Web page and app entries:
________________________________________
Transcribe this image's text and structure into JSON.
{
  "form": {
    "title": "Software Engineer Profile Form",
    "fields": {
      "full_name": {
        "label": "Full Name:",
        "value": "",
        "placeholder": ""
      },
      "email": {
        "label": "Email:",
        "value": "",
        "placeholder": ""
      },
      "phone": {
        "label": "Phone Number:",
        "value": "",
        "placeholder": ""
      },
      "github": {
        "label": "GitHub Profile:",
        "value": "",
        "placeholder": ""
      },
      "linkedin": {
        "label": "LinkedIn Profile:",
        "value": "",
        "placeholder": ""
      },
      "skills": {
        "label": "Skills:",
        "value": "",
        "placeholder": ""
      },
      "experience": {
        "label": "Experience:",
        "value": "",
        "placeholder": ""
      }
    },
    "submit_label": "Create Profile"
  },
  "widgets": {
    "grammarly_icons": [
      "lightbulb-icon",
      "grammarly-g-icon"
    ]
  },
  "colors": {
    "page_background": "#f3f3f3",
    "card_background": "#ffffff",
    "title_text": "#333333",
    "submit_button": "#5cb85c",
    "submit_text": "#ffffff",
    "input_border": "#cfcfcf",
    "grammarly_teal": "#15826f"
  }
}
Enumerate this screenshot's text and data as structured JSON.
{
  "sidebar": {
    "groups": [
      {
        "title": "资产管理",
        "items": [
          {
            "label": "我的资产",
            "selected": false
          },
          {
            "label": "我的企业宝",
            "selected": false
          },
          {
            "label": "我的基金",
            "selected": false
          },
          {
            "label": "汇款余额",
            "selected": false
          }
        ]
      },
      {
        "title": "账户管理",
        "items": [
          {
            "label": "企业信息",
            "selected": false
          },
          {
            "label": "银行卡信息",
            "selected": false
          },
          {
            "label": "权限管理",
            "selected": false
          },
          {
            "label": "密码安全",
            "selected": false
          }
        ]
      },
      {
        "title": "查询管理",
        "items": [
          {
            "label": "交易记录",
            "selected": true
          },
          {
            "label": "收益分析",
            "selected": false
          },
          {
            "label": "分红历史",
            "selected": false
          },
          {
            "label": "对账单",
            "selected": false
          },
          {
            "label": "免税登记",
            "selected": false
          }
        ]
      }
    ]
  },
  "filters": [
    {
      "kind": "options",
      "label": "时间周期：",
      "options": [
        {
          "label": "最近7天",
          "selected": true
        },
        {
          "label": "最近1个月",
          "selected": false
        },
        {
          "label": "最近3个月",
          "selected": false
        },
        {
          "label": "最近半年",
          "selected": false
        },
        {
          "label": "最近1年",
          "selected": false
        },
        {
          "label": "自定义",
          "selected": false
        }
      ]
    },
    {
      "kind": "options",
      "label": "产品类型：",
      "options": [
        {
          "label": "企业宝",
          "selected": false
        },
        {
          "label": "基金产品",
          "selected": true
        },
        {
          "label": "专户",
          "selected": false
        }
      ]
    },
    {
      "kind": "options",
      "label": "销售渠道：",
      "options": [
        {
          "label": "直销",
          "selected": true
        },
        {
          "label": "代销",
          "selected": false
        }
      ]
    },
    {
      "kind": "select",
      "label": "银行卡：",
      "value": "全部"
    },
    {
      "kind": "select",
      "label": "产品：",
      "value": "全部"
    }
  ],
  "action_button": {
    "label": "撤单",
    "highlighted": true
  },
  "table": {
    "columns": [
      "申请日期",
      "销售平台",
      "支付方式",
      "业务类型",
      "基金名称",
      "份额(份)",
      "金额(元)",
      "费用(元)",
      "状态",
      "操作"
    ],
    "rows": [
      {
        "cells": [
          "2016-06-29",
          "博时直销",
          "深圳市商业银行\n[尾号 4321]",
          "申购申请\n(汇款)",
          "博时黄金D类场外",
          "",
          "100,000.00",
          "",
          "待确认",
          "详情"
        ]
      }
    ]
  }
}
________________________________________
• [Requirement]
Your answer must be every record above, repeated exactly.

• [Answer space]
Transcribe this image's text and structure into JSON.
{
  "form": {
    "title": "Software Engineer Profile Form",
    "fields": {
      "full_name": {
        "label": "Full Name:",
        "value": "",
        "placeholder": ""
      },
      "email": {
        "label": "Email:",
        "value": "",
        "placeholder": ""
      },
      "phone": {
        "label": "Phone Number:",
        "value": "",
        "placeholder": ""
      },
      "github": {
        "label": "GitHub Profile:",
        "value": "",
        "placeholder": ""
      },
      "linkedin": {
        "label": "LinkedIn Profile:",
        "value": "",
        "placeholder": ""
      },
      "skills": {
        "label": "Skills:",
        "value": "",
        "placeholder": ""
      },
      "experience": {
        "label": "Experience:",
        "value": "",
        "placeholder": ""
      }
    },
    "submit_label": "Create Profile"
  },
  "widgets": {
    "grammarly_icons": [
      "lightbulb-icon",
      "grammarly-g-icon"
    ]
  },
  "colors": {
    "page_background": "#f3f3f3",
    "card_background": "#ffffff",
    "title_text": "#333333",
    "submit_button": "#5cb85c",
    "submit_text": "#ffffff",
    "input_border": "#cfcfcf",
    "grammarly_teal": "#15826f"
  }
}
Enumerate this screenshot's text and data as structured JSON.
{
  "sidebar": {
    "groups": [
      {
        "title": "资产管理",
        "items": [
          {
            "label": "我的资产",
            "selected": false
          },
          {
            "label": "我的企业宝",
            "selected": false
          },
          {
            "label": "我的基金",
            "selected": false
          },
          {
            "label": "汇款余额",
            "selected": false
          }
        ]
      },
      {
        "title": "账户管理",
        "items": [
          {
            "label": "企业信息",
            "selected": false
          },
          {
            "label": "银行卡信息",
            "selected": false
          },
          {
            "label": "权限管理",
            "selected": false
          },
          {
            "label": "密码安全",
            "selected": false
          }
        ]
      },
      {
        "title": "查询管理",
        "items": [
          {
            "label": "交易记录",
            "selected": true
          },
          {
            "label": "收益分析",
            "selected": false
          },
          {
            "label": "分红历史",
            "selected": false
          },
          {
            "label": "对账单",
            "selected": false
          },
          {
            "label": "免税登记",
            "selected": false
          }
        ]
      }
    ]
  },
  "filters": [
    {
      "kind": "options",
      "label": "时间周期：",
      "options": [
        {
          "label": "最近7天",
          "selected": true
        },
        {
          "label": "最近1个月",
          "selected": false
        },
        {
          "label": "最近3个月",
          "selected": false
        },
        {
          "label": "最近半年",
          "selected": false
        },
        {
          "label": "最近1年",
          "selected": false
        },
        {
          "label": "自定义",
          "selected": false
        }
      ]
    },
    {
      "kind": "options",
      "label": "产品类型：",
      "options": [
        {
          "label": "企业宝",
          "selected": false
        },
        {
          "label": "基金产品",
          "selected": true
        },
        {
          "label": "专户",
          "selected": false
        }
      ]
    },
    {
      "kind": "options",
      "label": "销售渠道：",
      "options": [
        {
          "label": "直销",
          "selected": true
        },
        {
          "label": "代销",
          "selected": false
        }
      ]
    },
    {
      "kind": "select",
      "label": "银行卡：",
      "value": "全部"
    },
    {
      "kind": "select",
      "label": "产品：",
      "value": "全部"
    }
  ],
  "action_button": {
    "label": "撤单",
    "highlighted": true
  },
  "table": {
    "columns": [
      "申请日期",
      "销售平台",
      "支付方式",
      "业务类型",
      "基金名称",
      "份额(份)",
      "金额(元)",
      "费用(元)",
      "状态",
      "操作"
    ],
    "rows": [
      {
        "cells": [
          "2016-06-29",
          "博时直销",
          "深圳市商业银行\n[尾号 4321]",
          "申购申请\n(汇款)",
          "博时黄金D类场外",
          "",
          "100,000.00",
          "",
          "待确认",
          "详情"
        ]
      }
    ]
  }
}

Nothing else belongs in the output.